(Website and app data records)
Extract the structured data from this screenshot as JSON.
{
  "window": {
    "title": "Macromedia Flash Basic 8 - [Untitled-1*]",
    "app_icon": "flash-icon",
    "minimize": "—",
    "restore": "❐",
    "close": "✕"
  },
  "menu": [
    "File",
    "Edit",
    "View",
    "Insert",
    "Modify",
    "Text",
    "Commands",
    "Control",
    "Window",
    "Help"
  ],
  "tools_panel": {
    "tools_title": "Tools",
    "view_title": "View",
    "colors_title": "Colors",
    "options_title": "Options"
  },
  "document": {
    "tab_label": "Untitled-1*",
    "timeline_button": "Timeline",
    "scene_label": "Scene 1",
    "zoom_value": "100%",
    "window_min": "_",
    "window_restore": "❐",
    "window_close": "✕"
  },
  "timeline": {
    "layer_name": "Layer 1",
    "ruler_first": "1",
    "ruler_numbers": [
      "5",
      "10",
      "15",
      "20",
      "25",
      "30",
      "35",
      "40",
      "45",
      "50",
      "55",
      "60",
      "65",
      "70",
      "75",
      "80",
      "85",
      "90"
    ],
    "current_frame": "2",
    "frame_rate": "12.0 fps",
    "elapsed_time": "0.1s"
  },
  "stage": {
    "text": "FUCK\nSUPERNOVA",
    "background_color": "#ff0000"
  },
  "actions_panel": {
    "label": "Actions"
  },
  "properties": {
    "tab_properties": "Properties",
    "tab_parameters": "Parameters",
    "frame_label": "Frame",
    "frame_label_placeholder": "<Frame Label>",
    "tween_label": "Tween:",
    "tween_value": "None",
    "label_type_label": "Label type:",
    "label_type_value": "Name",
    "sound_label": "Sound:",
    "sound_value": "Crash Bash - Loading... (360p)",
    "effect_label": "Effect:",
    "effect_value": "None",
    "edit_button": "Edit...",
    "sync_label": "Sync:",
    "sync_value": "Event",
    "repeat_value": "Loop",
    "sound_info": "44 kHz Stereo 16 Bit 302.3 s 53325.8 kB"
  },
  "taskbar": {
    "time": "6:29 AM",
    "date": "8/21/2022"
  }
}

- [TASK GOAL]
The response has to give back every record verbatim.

- [EXERCISE OUTPUT]
Extract the structured data from this screenshot as JSON.
{
  "window": {
    "title": "Macromedia Flash Basic 8 - [Untitled-1*]",
    "app_icon": "flash-icon",
    "minimize": "—",
    "restore": "❐",
    "close": "✕"
  },
  "menu": [
    "File",
    "Edit",
    "View",
    "Insert",
    "Modify",
    "Text",
    "Commands",
    "Control",
    "Window",
    "Help"
  ],
  "tools_panel": {
    "tools_title": "Tools",
    "view_title": "View",
    "colors_title": "Colors",
    "options_title": "Options"
  },
  "document": {
    "tab_label": "Untitled-1*",
    "timeline_button": "Timeline",
    "scene_label": "Scene 1",
    "zoom_value": "100%",
    "window_min": "_",
    "window_restore": "❐",
    "window_close": "✕"
  },
  "timeline": {
    "layer_name": "Layer 1",
    "ruler_first": "1",
    "ruler_numbers": [
      "5",
      "10",
      "15",
      "20",
      "25",
      "30",
      "35",
      "40",
      "45",
      "50",
      "55",
      "60",
      "65",
      "70",
      "75",
      "80",
      "85",
      "90"
    ],
    "current_frame": "2",
    "frame_rate": "12.0 fps",
    "elapsed_time": "0.1s"
  },
  "stage": {
    "text": "FUCK\nSUPERNOVA",
    "background_color": "#ff0000"
  },
  "actions_panel": {
    "label": "Actions"
  },
  "properties": {
    "tab_properties": "Properties",
    "tab_parameters": "Parameters",
    "frame_label": "Frame",
    "frame_label_placeholder": "<Frame Label>",
    "tween_label": "Tween:",
    "tween_value": "None",
    "label_type_label": "Label type:",
    "label_type_value": "Name",
    "sound_label": "Sound:",
    "sound_value": "Crash Bash - Loading... (360p)",
    "effect_label": "Effect:",
    "effect_value": "None",
    "edit_button": "Edit...",
    "sync_label": "Sync:",
    "sync_value": "Event",
    "repeat_value": "Loop",
    "sound_info": "44 kHz Stereo 16 Bit 302.3 s 53325.8 kB"
  },
  "taskbar": {
    "time": "6:29 AM",
    "date": "8/21/2022"
  }
}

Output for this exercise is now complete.